Annual 2-7 dm; sheaths and blades soft-hairy, the latter 2-4 mm wide; ligule 1-2.5(-4) mm; infl 1-2 dm, often nodding, repeatedly but rather openly branched, bearing somewhat crowded, mostly drooping, 3-8-fld spikelets to 2(-3.5) cm on slender pedicels; glumes subulate, the first 5-7 mm, 1-veined, the second 8-11 mm, 3-veined; lemmas narrowly lanceolate, 8-12(-15) mm, evidently hairy or seldom glabrous, 1-1.5 mm wide in side-view, 5-7-veined, acuminate into slender scarious teeth 1-3 mm; awns (7-)10-17 mm; palea shorter than the lemma; anthers 0.5-0.7 mm; 2n=14. Native of Europe, now a common weed nearly throughout the U.S., esp. westward.

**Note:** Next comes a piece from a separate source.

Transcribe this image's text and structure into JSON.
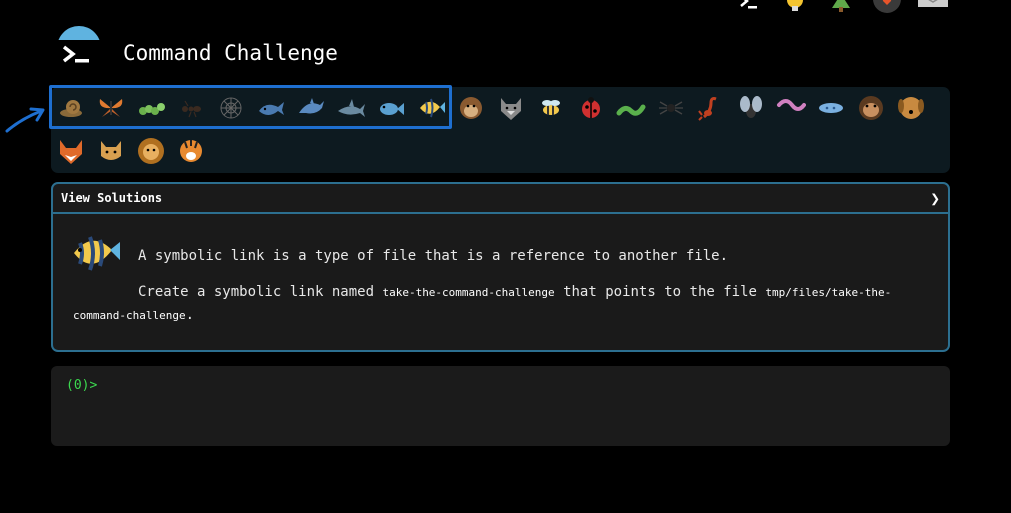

Gleason, Henry A. & Cronquist, Arthur J. 1991. Manual of vascular plants of northeastern United States and adjacent Canada. lxxv + 910 pp.

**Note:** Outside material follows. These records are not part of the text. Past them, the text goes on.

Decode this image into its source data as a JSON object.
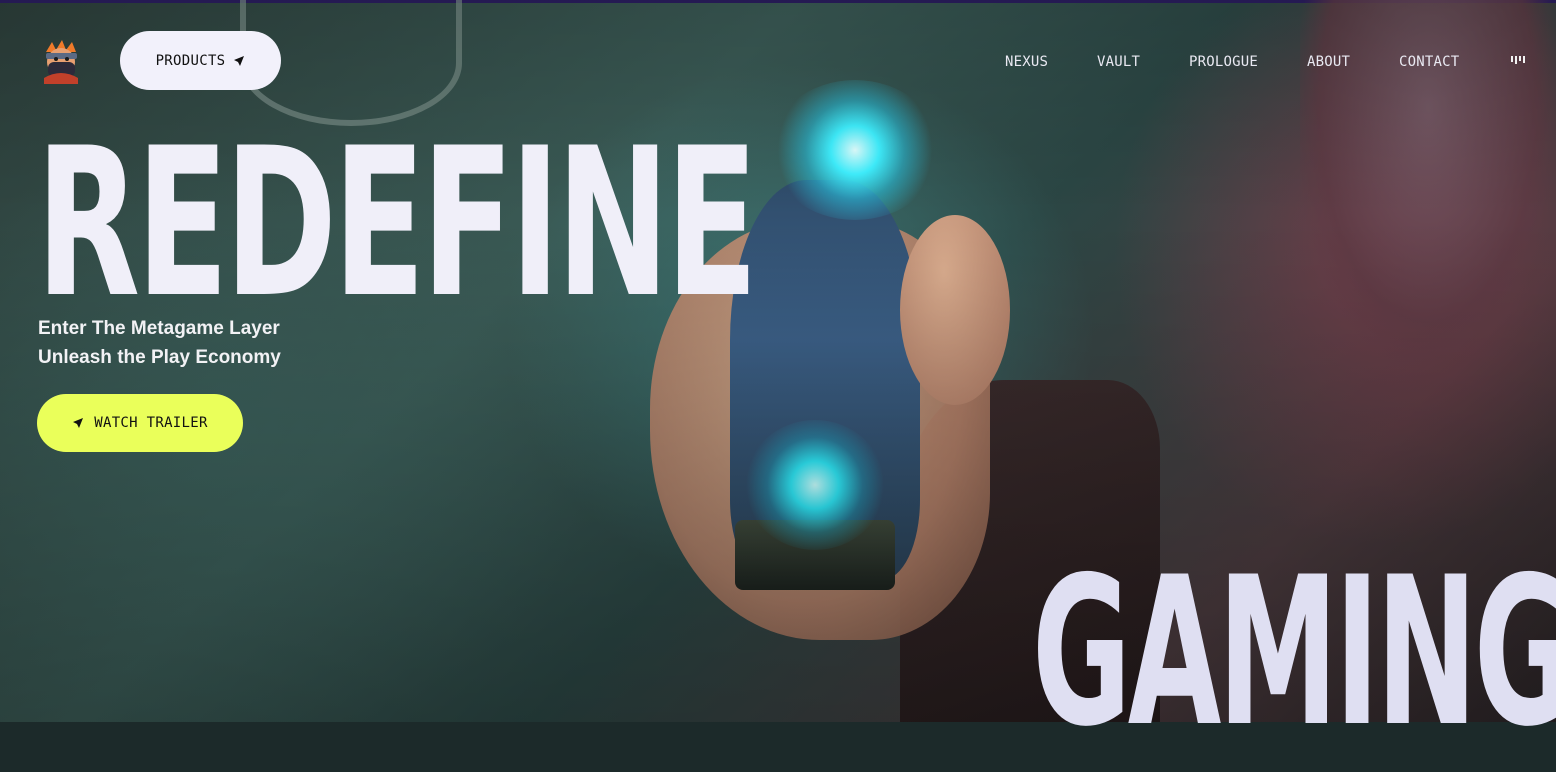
{
  "header": {
    "logo_name": "ninja-avatar-logo",
    "products_label": "PRODUCTS",
    "nav": [
      "NEXUS",
      "VAULT",
      "PROLOGUE",
      "ABOUT",
      "CONTACT"
    ]
  },
  "hero": {
    "headline_top": "REDEFINE",
    "headline_bottom": "GAMING",
    "tagline_line1": "Enter The Metagame Layer",
    "tagline_line2": "Unleash the Play Economy",
    "cta_label": "WATCH TRAILER"
  },
  "colors": {
    "cta_yellow": "#eaff5a",
    "pill_white": "#f2f1fb",
    "headline": "#f0eff9"
  }
}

Common Name: cheatgrass Duration: Annual Nativity: Non-Native Lifeform: Graminoid General: Highly invasive annual grass, erect to spreading, 30-60 cm tall with a slender, unbranched stem and shallow roots. Sheath closed to within a few cm of ligule. Culms puberulent below the panicles and sheaths densely and softly retrorsely pubescent to pilose. Vegetative: Blade 2.5-6 mm wide, 5-12 cm long, flat, twisted, drooping, blunt pointed; soft hairy on both sides; 2-3 veins each side of hairy midrib, which is prominent on upper leaf surface. Ligule thin and translucent, irregularly toothed or edges appear torn, 1-2. Inflorescence: Open panicle, dense, soft, drooping, often purple, 5-20 cm long, 3-8 cm wide, lax with spikelets 12-20 mm long, nodding, glumes subequal, lower glume 4-6 mm long, villous, upper 8-10 mm long, villous, lemma 10-12 mm long, lance-shaped, with long and soft hairs, teeth 2-3 mm long, convex on back, awn 12-14 mm long, straight to twisted. Ecology: Widespread on roadsides and open waste ground, a weedy plant of overgrazed lands from 4,000-8,000 ft (1220-2440 m); flowers May-September. Distribution: Native to Eurasia and north Africa. Naturalized in Southern Africa, Australia, and north and South America. Found in every state in the US; it is especially abundant in the rangelands of the American West. Notes: Slender annual grass with an open panicle; the branches are flexuous so groups of spikelets often hang and droop, especially once the plant is dried out; the spikelets are not flattened; awns are 1-2 cm long and spreading or curling as the plant dries out; sheaths are closed and the ligule is thin and scarious with a jagged edge; Like other annual bromes, the plant is woolly (soft to touch) with early spring growth; at maturity it has a purplish-brown inflorescence with relatively long awns. A weed of disturbed and overgrazed ground, it is not easily confused with other grasses, especially with its nodding inflorescence when mature. Sterile young grasses look like other annual Bromus species, with slender stems and pubescent sheaths. Ethnobotany: Used in religions ceremonies by the Kayenta Navajo, and as a fiber for mats, rugs and bedding by the Oregon Paiutes. The seeds were eaten by the Cahuilla in times of famine, and the Ramah Navajo used it as fodder for their sheep and horses. Synonyms: Anisantha tectorum, Bromus tectorum var. tectorum, Bromus tectorum var. glabratus, Bromus tectorum var. hirsutus, Bromus tectorum var. nudus Editor: SBuckley 2010, FSCoburn 2015, AHazelton 2015 Etymology: Bromus is from Greek bromo, for oats, while tectorum is Latin, meaning "of the roof."